Neologism: A newly invented word or phrase (Princeton.edu)/A meaningless word coined by a psychotic (Merriam-Webster) 😉
What is a Neologism?
Recently, I shared a post about the word blogalicious and how we can all find ways to make up our own words or discover new ones that catch on in popular culture. Even an honest malaprop or eggcorn can become the foundation for a new word. As I shared the post with my children, the conversation veered off to how words become part of popular culture; you know, like how the word “bad” became “cool” and the word “like” a substitute for like “for example.” 😉 So, how do words become part of popular culture? This is a valid question and one that got me hunting around for more insight on the subject.
Interestingly, new words come from many sources but most commonly; the jargon from professional organizations, innovation in society, the modernization of a word from another language, colloquialisms, teen-speak, popular artists/creatives/rappers creating new rhyming words, hysterical abbreviations we make up on Twitter, and, of course, let’s not forget children and their wonderful imaginations. We all know words that are popular today like; fashionista which is the mother of all the istas, bootylicious and the many variations on -licious, shellacking, mashup, gurl, homey, gangsta, fo’shizzle, malamanteau, OMG, agnotology, even all the social media and online terms we use, emoticon, Hypertext, Google, internet, Facebook, and a slew of other words that I‘m sure we can all add to this conversation… Oh yeah, “join the conversation” is a popular social media phrase… I love that one and my top favorite – BLOG!
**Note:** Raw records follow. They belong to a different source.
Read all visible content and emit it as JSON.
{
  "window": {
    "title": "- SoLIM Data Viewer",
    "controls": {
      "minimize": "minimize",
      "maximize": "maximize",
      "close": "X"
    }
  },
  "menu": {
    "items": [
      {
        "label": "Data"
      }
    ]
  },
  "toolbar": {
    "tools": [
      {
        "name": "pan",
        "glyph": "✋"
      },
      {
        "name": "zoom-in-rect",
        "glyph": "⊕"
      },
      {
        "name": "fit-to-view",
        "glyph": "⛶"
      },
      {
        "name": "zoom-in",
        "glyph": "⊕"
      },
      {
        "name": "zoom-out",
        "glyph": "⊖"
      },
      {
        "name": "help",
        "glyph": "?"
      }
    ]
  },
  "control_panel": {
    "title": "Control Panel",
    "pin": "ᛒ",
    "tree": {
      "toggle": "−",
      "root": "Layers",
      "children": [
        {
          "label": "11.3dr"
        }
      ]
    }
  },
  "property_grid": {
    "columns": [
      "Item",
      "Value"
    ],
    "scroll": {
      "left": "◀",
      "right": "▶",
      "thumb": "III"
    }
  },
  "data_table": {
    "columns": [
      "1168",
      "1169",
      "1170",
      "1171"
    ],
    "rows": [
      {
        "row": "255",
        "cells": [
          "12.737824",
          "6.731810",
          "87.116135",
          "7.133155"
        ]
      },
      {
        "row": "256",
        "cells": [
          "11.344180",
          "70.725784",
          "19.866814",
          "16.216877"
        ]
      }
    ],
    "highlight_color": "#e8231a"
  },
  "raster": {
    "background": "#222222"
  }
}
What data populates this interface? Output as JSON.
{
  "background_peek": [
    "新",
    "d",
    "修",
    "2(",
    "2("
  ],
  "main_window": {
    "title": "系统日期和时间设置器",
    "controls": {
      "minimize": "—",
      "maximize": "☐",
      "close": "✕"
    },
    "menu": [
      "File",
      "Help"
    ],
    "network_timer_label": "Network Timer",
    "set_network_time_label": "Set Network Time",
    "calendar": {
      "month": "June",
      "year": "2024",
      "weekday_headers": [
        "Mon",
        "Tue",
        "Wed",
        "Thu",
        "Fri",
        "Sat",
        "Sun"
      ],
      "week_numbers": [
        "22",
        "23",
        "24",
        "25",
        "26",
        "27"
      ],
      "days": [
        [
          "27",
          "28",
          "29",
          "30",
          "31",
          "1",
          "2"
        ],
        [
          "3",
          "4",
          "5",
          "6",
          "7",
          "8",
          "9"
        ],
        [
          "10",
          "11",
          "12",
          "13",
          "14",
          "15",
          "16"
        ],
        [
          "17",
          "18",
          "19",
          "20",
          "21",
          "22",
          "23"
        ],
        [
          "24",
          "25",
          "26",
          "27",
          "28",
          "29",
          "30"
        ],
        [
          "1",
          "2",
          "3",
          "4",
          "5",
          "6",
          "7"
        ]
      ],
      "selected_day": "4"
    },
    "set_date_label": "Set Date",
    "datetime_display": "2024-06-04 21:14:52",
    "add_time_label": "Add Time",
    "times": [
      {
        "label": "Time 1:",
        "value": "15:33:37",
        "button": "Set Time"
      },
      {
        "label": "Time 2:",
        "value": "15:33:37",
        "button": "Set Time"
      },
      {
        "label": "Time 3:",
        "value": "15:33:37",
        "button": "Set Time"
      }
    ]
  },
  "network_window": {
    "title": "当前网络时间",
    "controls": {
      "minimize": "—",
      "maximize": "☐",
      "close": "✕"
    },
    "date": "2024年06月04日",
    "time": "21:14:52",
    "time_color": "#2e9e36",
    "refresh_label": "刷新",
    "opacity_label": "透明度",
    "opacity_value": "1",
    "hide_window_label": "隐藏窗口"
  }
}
As I dug further on the internet, I even found out that the Washington Post offers a contest on neologisms and a quick glimpse there gave me two new nonsense words for you to go back and figure out; “ardiness” and “elved.” 🙂 However, the Post is not the true originator of the idea either because as my friends at Wikipedia (another invented word, no?) will share, fantasy literature and the world of poetry are filled with gibberish words and we are all the better for them. As more people use a word, it becomes popular and eventually becomes part of everyday speech. Can you imagine what Alice in Wonderland or even Harry Potter would have been like if both weren’t choc-a-bloc with these wonderfully crazy, onomatopoeic words?
Here’s a little excerpt from Lewis Carroll’s Jabberwocky… Would we have such a colorful, creative world if people couldn’t invent new words? I say, gaddup n partay! Oh, don’t forget to check out The HotWord! What new words have you heard this year? Do you have a favorite neologism?
Jabberwocky by Lewis Carroll
’Twas brillig, and the slithy toves
Did gyre and gimble in the wabe;
All mimsy were the borogoves,
And the mome raths outgrabe.
Positive Motivation Tip: Don’t be afraid to stand out in the maddening crowd; create your vision and coin your word for it!
- Elsewhere: Rap Neologisms (schott.blogs.nytimes.com)
- Can’t Play, Won’t Play [Ideas] (kotaku.com)
- Book Review: Oxford Essential Dictionary of Difficult Words (worddreams.wordpress.com)
- China’s Top 10 Internet Neologisms from 2010 (theatlantic.com)
- Gamification – Matt Mullenweg (ma.tt)
PHOTO CREDITS: The Jabberwocky via Wikipedia